**EXERCISE PROMPT**
The word to look for is "What". Report every line of the entries below that has it.
────────────────────────────────────────
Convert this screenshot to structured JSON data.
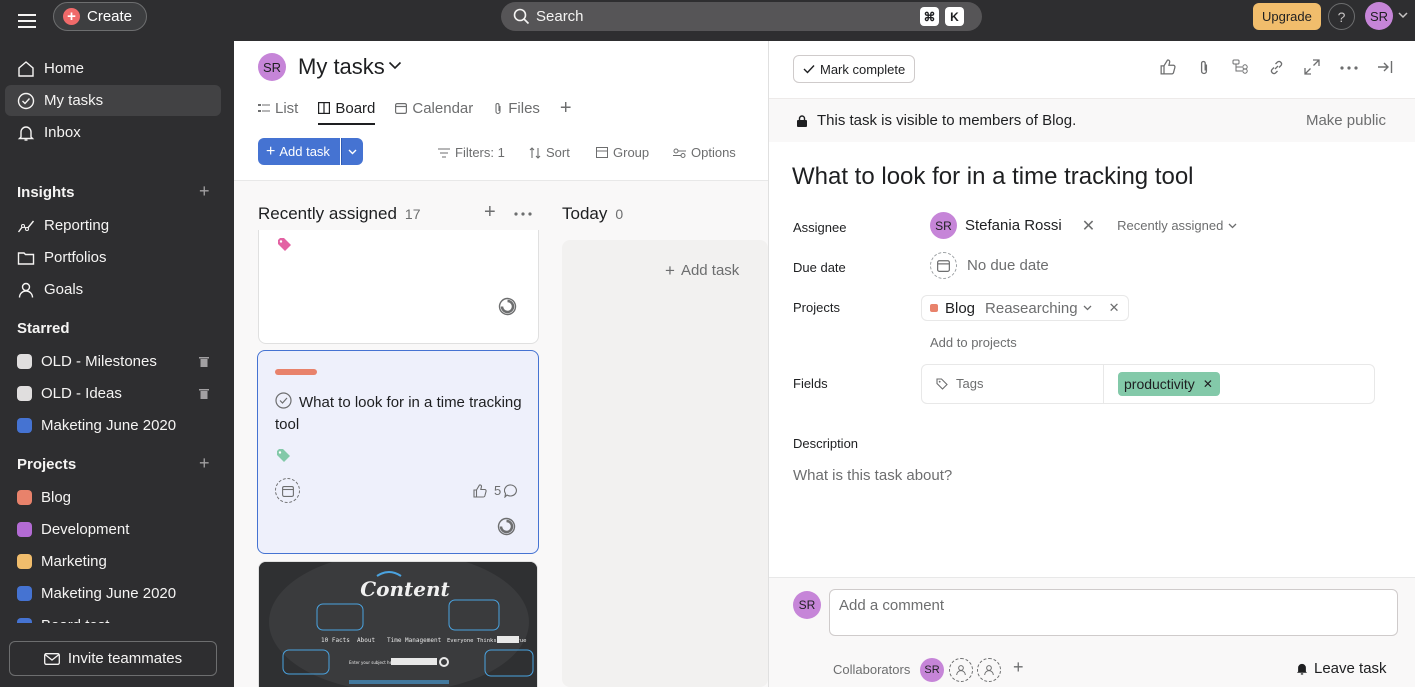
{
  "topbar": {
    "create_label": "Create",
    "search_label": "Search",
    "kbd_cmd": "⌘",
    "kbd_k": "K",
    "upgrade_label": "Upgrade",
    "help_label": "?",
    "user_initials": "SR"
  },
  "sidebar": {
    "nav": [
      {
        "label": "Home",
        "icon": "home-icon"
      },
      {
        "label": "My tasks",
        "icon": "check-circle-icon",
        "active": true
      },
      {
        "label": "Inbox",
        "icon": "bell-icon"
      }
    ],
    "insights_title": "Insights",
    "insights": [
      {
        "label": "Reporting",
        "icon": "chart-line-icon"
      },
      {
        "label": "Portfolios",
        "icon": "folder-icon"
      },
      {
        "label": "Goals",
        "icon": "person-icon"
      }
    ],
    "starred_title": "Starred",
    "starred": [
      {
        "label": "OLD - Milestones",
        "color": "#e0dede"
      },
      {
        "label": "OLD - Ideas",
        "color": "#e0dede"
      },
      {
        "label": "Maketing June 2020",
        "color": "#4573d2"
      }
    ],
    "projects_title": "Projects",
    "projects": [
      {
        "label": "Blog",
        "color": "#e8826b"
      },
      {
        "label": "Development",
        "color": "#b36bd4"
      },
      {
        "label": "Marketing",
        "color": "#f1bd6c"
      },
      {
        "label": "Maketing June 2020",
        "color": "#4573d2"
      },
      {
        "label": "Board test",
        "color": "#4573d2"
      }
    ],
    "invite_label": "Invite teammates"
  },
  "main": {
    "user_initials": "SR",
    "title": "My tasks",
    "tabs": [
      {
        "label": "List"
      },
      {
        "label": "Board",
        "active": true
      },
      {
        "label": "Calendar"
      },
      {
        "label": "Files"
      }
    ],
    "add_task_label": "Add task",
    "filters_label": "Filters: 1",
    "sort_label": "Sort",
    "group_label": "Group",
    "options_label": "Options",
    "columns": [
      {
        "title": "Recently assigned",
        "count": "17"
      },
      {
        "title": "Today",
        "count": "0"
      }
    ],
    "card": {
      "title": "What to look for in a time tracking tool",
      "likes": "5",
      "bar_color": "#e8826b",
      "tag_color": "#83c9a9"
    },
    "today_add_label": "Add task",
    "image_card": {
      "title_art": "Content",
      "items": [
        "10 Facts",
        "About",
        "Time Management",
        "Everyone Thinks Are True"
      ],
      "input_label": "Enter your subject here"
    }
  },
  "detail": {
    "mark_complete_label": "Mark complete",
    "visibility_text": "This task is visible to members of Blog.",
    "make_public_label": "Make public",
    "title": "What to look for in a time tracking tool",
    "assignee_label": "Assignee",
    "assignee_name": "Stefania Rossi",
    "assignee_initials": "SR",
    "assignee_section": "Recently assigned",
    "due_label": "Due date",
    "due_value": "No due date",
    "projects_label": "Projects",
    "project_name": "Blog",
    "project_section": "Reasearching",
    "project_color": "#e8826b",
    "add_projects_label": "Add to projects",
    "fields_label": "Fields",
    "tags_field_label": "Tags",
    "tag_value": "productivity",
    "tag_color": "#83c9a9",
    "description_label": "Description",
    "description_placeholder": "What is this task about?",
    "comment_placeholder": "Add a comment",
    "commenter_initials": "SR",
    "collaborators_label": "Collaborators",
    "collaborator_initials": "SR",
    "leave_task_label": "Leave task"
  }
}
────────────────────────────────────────
**TASK ANSWER**
      "title": "What to look for in a time tracking tool",
    "title": "What to look for in a time tracking tool",
    "description_placeholder": "What is this task about?",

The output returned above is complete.